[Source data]
***

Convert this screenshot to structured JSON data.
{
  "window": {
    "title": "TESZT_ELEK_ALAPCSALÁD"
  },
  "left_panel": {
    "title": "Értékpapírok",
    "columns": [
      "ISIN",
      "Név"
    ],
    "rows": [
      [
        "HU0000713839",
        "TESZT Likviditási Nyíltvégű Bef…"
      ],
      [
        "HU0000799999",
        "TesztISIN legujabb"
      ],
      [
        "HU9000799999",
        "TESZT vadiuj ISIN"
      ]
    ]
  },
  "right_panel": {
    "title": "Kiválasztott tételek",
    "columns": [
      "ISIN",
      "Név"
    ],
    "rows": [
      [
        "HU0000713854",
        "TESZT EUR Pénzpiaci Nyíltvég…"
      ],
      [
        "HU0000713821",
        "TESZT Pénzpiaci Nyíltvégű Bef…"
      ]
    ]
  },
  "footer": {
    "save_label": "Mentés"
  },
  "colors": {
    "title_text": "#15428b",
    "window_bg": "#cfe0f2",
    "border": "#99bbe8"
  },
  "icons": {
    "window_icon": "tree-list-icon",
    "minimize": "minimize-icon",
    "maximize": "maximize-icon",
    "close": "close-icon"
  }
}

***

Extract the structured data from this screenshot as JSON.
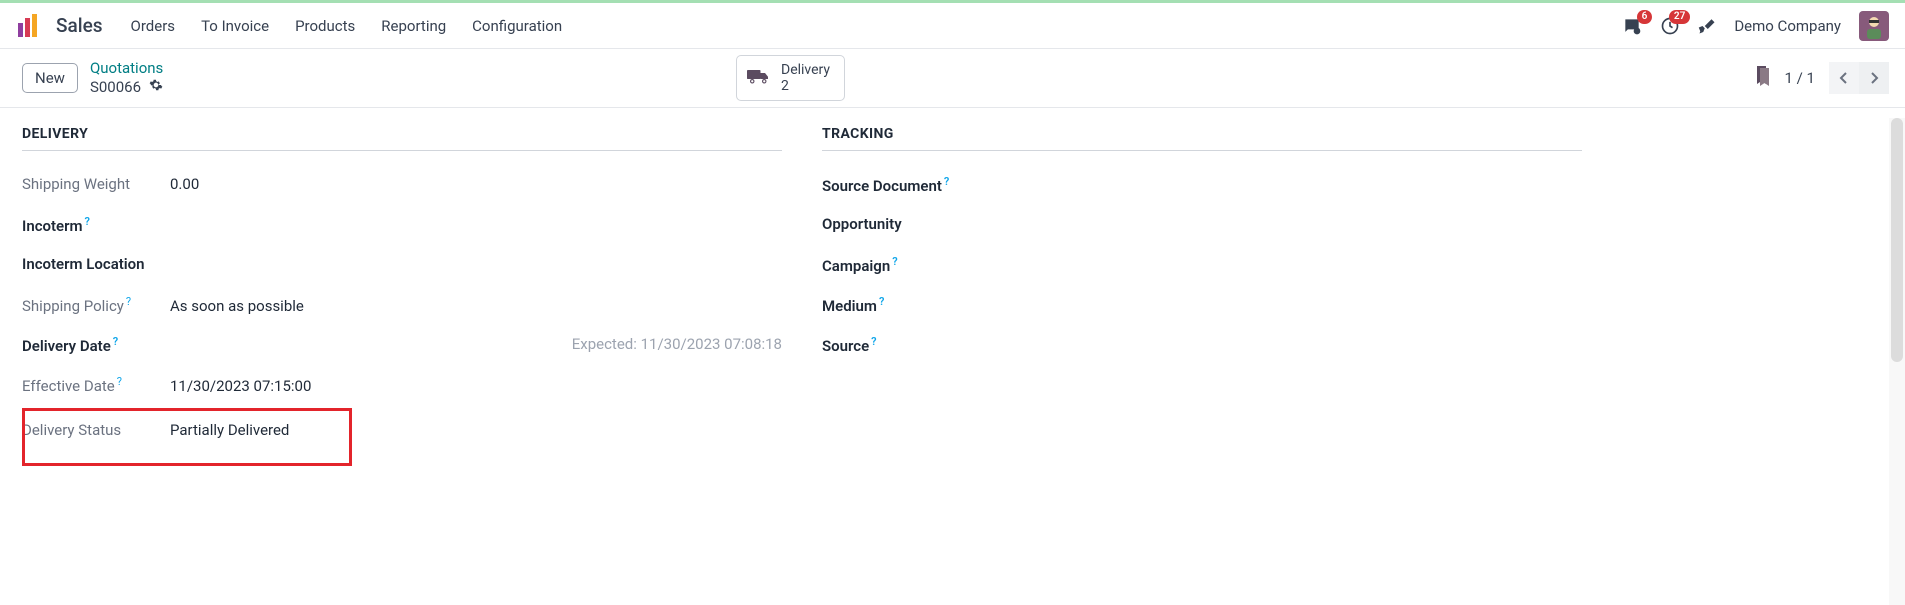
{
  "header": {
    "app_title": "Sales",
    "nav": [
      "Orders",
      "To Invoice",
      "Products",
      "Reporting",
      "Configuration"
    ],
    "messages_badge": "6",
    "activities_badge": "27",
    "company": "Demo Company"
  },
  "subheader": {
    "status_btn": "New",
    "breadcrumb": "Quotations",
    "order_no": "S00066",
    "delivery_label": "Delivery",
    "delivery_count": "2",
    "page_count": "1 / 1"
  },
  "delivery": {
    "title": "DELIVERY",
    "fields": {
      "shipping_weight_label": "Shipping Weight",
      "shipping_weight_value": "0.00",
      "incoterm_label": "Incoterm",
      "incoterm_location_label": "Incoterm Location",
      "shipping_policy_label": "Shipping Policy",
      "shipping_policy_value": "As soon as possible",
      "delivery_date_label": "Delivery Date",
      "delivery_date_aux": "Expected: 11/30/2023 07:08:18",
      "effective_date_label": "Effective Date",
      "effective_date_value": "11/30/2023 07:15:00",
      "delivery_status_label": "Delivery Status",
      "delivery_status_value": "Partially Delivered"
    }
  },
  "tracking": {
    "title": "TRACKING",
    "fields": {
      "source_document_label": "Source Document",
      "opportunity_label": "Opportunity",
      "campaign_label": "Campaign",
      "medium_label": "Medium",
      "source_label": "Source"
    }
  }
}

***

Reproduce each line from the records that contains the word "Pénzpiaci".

Task output.
        "TESZT EUR Pénzpiaci Nyíltvég…"
        "TESZT Pénzpiaci Nyíltvégű Bef…"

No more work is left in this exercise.